The failure of South Carolina’s Secretary of State to place the official state seal on more than 100 laws does not invalidate them, South Carolina’s top lawyer says.
To overturn the laws would give Secretary of State Mark Hammond a more powerful tool than the governor, who can veto bills but also can have his veto overturned, state Attorney General Alan Wilson’s office said in an opinion released Dec. 1.
It also appears the state constitution allows Hammond to go back and place the seal on the laws at any time, the opinion said.
Hammond’s failure to place the seal on South Carolina laws such as the one removing the Confederate flag from the front of the Statehouse in 2015 or raising the gas tax last year was discovered by state Rep. Joshua Putnam as he researched a possible primary run against fellow Republican Hammond next year.
State law doesn’t specifically delegate placing the seal on new laws to the secretary of state, but that office has traditionally performed the task.

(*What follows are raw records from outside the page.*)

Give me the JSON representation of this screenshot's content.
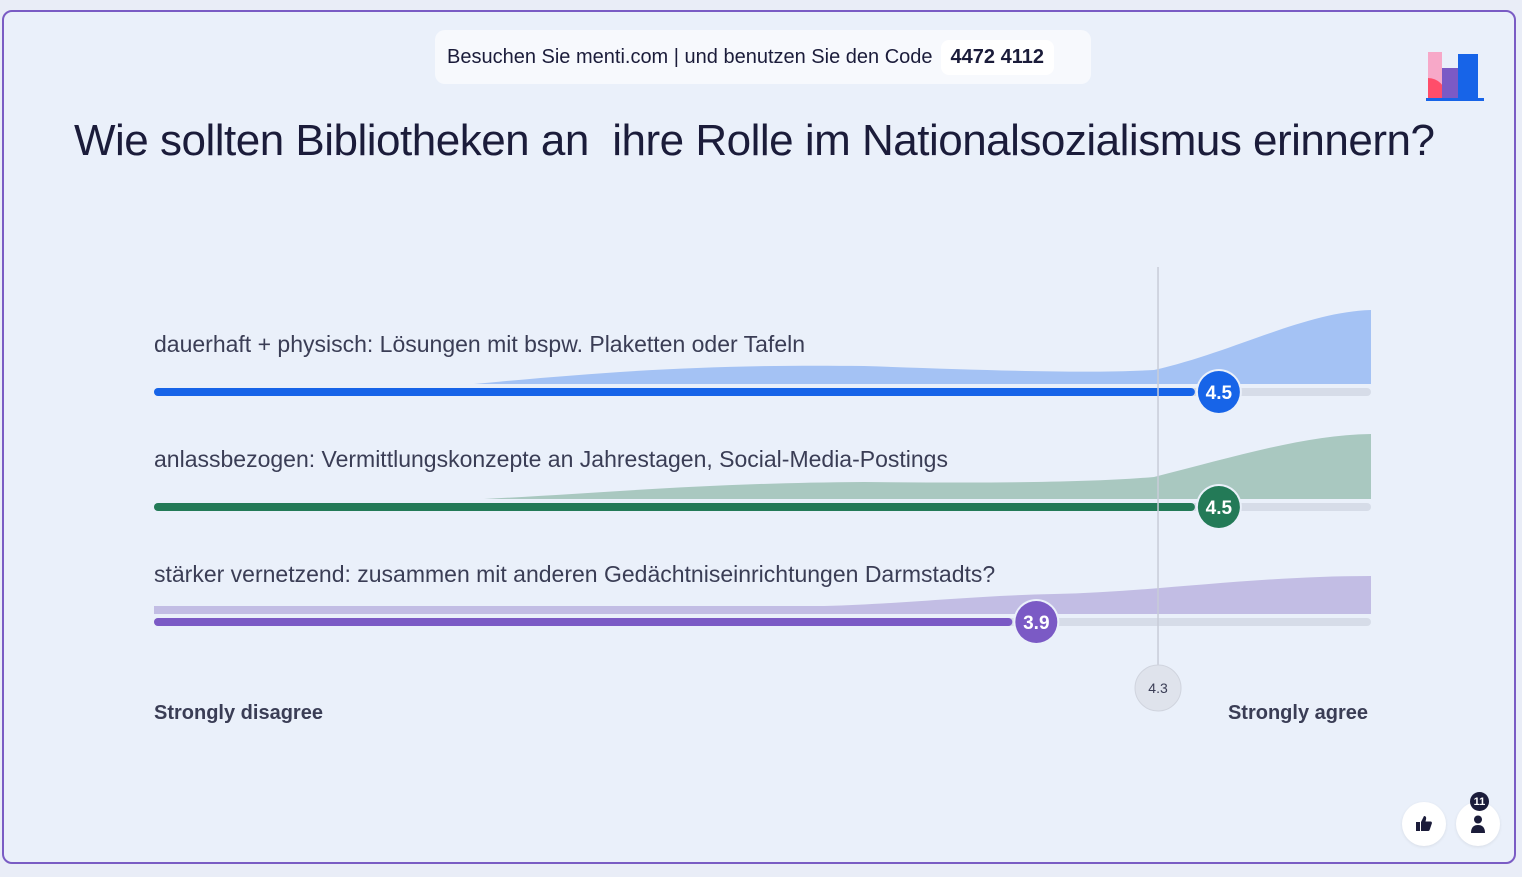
{
  "join_banner": {
    "instruction": "Besuchen Sie menti.com | und benutzen Sie den Code",
    "code": "4472 4112"
  },
  "question": {
    "title": "Wie sollten Bibliotheken an  ihre Rolle im Nationalsozialismus erinnern?"
  },
  "chart_data": {
    "type": "scale",
    "scale_min": 1,
    "scale_max": 5,
    "min_label": "Strongly disagree",
    "max_label": "Strongly agree",
    "overall_average": 4.3,
    "overall_average_label": "4.3",
    "series": [
      {
        "name": "dauerhaft + physisch: Lösungen mit bspw. Plaketten oder Tafeln",
        "value": 4.5,
        "value_label": "4.5",
        "color": "#1764e8",
        "area_color": "#a4c2f4"
      },
      {
        "name": "anlassbezogen: Vermittlungskonzepte an Jahrestagen, Social-Media-Postings",
        "value": 4.5,
        "value_label": "4.5",
        "color": "#237a57",
        "area_color": "#a9c8c0"
      },
      {
        "name": "stärker vernetzend: zusammen mit anderen Gedächtniseinrichtungen Darmstadts?",
        "value": 3.9,
        "value_label": "3.9",
        "color": "#7b5ac5",
        "area_color": "#c2bde4"
      }
    ]
  },
  "footer": {
    "participants_count": "11",
    "reactions_icon": "thumbs-up-icon",
    "participants_icon": "person-icon"
  },
  "colors": {
    "frame_border": "#7a5cc4",
    "background": "#eaf0fa",
    "track": "#d6dce8"
  }
}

According to the state constitution, “No bill or joint resolution shall have the force of law until it … has had the Great Seal of the State affixed to it, and has been signed by the President of the Senate and the Speaker of the House of Representatives.”
Hammond, who has been secretary of state since 2003, blamed human error for the seal problem and said he will personally ensure all new bills get the seal. He also said he expected hearings and lawsuits, and at least one legal challenge has been filed over the matter.
The opinion from Solicitor General Robert Cook said lawyers have not found any other case in the U.S. invalidating a law for not having the seal attached. But Cook also wrote that it is critical in our government that rules are followed.
“We emphasize again that these constitutional obligations must be followed,” Cook wrote, underlining the final three words.
Opinions from the attorney general’s office are only advisories and do not carry the weight of a judge’s ruling. But Cook said he could not see how a law would be overturned without a seal.
Throwing out a law without the seal “would give the Secretary of State a ‘veto’ power over an Act not even possessed by the Governor under the Constitution, whose veto may be overridden,” Cook wrote.